Calvin’s confidence was in the Word of God, and that’s why his theology and vision of the world continues to capture the minds and hearts of people in the 21st century. That’s why five hundred years later we remember his birth. That’s why Calvin the preacher and expositor has millions more spiritual children than Erasmus the scholar and hermeneutical skeptic. Strive for relevance in your day, and you’ll may make a difference for a few years. Anchor yourself in what is eternal and you may influence the world for another five centuries.No one will care about your GPA and SAT scores in ten years. If you win a state championship, you’ll be forgotten the next year you don’t. Your beauty will get wrinkles and trim figure plump. Write a great book and it will gather dust in a library some day. Have a big famous church, it won’t last forever. Be an important person in your field, you still be unknown to over 6 billion people in the world. Build an amazing house, it will crumble some day, if it doesn’t go into foreclosure first. All of our achievements and successes are destined to be like dead grass and faded flowers.
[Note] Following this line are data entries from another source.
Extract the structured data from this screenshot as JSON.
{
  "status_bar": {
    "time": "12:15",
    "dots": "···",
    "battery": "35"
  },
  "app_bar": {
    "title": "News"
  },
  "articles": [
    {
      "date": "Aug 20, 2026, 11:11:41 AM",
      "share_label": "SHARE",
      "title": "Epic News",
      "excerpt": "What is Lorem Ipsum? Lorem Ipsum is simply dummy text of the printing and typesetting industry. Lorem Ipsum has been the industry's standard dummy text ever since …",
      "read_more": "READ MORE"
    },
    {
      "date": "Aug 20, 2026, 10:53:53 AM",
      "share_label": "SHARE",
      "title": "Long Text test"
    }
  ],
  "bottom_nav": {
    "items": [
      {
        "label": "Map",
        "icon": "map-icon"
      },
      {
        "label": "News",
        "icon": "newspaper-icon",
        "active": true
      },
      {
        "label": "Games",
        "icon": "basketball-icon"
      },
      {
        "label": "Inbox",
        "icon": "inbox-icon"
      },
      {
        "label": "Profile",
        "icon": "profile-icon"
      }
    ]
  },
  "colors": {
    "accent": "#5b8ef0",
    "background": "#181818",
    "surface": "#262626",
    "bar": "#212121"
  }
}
But...the word of our God stands forever. The word about Babylon in Isaiah 40 stood firm. and so will his word in our generation. All God’s declarations about himself and his people are true. All his promises will come to pass. Our only confidence is in the word of God. John Calvin was a man, an imperfect, sinful man, but a man that God used enormously because he put his confidence in the word of God.
Perhaps Christians are leaving the church because it isn’t tolerant and open-minded. But perhaps the church-leavers have their own intolerance too—intolerant of tradition, intolerant of authority, intolerant of imperfection except their own. Are you open-minded enough to give the church a chance—a chance for the church to be the church, not a coffee shop, not a mall, not a variety show, not Chuck E.Cheese, not a U2 concert, not a nature walk, but a wonderfully ordinary, blood-bought, Spirit-driven church with pastors, sermons, budgets, hymns, bad carpet and worse coffee?
The Church, because it is Christ’s church, will outlive American Idol, the NFL, and all of our grandkids. We won’t last, but the Church will. So when it comes to church, be like Jesus: love it, don’t leave it. As Saint Calloway once prophesied to the Brothers of Blues, “Jake, you get wise, you get to church.”